BEGIN SUPPLIED ENTRIES

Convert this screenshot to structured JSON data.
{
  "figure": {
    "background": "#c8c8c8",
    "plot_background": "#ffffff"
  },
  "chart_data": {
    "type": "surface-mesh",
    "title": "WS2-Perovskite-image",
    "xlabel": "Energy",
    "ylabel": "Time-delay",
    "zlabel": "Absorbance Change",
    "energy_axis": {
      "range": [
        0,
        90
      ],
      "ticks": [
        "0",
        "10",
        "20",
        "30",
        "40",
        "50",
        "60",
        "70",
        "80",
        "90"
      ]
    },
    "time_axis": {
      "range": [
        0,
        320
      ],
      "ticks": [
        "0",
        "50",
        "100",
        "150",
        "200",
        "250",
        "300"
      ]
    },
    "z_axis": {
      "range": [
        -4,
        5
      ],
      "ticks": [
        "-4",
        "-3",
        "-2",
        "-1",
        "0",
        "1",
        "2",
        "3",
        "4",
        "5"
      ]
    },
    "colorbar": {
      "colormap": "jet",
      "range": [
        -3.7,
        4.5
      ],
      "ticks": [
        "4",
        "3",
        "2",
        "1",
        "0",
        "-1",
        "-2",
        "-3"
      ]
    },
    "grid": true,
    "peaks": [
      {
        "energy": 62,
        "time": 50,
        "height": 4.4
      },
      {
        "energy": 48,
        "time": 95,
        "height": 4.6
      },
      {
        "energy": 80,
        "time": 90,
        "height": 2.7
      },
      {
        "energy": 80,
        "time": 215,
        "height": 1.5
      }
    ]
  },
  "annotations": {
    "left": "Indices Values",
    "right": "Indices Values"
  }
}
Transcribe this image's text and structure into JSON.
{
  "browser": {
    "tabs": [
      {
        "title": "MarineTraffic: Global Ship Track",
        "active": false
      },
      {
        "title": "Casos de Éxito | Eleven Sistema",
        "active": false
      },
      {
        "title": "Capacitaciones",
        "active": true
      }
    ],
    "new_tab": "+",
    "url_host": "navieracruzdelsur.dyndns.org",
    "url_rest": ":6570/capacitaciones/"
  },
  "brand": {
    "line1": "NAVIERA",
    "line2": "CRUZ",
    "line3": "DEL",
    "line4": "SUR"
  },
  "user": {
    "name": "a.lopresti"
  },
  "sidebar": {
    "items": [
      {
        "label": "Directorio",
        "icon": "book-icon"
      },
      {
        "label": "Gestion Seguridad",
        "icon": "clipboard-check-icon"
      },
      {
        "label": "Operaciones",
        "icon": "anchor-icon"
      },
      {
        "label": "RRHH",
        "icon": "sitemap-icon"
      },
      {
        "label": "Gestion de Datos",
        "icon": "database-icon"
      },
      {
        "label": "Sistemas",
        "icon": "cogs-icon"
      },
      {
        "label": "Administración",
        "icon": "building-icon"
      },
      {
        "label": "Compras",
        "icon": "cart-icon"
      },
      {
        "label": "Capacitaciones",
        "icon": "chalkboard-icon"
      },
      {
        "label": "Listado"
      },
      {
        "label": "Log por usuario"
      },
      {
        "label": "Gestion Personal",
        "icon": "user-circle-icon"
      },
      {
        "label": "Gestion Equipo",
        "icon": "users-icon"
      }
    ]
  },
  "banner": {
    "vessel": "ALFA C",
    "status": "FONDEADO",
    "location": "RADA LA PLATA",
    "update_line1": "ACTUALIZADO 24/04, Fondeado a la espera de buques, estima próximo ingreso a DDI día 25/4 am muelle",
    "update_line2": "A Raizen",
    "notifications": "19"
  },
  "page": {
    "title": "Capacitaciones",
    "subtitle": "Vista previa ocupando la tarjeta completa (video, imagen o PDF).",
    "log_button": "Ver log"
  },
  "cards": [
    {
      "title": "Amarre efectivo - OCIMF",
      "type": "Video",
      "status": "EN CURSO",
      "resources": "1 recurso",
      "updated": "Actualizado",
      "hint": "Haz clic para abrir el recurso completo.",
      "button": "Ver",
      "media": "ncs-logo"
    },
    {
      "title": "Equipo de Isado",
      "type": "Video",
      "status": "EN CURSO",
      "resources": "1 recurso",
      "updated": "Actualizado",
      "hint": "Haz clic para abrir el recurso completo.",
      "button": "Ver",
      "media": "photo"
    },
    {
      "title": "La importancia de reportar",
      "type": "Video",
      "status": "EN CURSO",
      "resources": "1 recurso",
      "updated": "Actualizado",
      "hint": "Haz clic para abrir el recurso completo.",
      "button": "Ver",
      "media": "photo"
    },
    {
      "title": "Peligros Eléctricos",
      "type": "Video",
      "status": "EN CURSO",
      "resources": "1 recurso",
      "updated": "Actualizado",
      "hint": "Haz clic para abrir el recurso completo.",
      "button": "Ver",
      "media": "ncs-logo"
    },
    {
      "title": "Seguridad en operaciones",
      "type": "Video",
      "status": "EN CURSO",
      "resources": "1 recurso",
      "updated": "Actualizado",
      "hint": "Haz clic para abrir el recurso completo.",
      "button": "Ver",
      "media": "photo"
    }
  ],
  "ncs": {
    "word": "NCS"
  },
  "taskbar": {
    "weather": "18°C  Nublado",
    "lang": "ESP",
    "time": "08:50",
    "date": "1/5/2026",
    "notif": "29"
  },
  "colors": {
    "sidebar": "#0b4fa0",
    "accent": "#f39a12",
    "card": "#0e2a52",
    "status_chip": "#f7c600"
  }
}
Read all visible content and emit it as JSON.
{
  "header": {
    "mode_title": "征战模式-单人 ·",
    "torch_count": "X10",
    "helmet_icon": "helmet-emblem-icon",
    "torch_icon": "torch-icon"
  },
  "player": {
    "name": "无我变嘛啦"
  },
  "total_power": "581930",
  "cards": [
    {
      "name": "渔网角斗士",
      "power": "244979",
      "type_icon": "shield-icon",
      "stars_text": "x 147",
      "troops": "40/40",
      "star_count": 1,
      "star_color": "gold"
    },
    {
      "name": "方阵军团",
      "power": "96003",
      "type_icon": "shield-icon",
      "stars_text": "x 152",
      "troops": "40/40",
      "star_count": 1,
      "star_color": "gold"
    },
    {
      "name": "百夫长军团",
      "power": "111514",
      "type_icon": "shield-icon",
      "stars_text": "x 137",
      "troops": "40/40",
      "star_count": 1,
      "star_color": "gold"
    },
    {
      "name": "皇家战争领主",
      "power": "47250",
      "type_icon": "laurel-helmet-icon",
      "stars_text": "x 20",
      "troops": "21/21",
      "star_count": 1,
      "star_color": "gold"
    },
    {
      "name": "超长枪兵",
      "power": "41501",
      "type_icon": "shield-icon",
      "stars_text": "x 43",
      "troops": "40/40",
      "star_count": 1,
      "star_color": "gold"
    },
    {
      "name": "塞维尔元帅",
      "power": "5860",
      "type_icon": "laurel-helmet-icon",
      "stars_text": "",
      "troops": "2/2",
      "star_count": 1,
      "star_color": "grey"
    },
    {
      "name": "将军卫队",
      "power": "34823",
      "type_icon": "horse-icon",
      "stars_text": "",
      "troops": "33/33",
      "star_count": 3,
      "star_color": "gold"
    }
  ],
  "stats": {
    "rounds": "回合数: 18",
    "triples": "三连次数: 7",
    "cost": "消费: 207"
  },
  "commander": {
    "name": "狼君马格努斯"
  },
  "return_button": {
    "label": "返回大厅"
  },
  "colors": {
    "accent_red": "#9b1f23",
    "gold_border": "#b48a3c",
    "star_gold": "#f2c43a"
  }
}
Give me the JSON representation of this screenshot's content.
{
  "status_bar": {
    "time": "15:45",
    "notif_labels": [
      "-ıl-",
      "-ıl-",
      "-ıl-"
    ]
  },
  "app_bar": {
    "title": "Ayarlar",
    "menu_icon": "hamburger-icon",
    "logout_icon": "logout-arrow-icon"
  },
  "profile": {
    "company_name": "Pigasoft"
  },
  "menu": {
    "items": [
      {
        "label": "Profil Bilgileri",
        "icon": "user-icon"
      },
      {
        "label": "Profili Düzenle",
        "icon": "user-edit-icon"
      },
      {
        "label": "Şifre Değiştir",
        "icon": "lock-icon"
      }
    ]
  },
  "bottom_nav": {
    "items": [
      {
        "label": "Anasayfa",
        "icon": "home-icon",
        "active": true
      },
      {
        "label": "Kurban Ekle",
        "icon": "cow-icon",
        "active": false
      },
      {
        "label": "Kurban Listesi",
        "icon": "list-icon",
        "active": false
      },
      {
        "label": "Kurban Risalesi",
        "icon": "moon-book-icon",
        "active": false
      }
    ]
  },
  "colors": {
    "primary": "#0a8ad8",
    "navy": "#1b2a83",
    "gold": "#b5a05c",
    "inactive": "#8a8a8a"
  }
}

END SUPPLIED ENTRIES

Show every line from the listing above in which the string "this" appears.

## THE COMPLETED TASK
Convert this screenshot to structured JSON data.
Transcribe this image's text and structure into JSON.
Give me the JSON representation of this screenshot's content.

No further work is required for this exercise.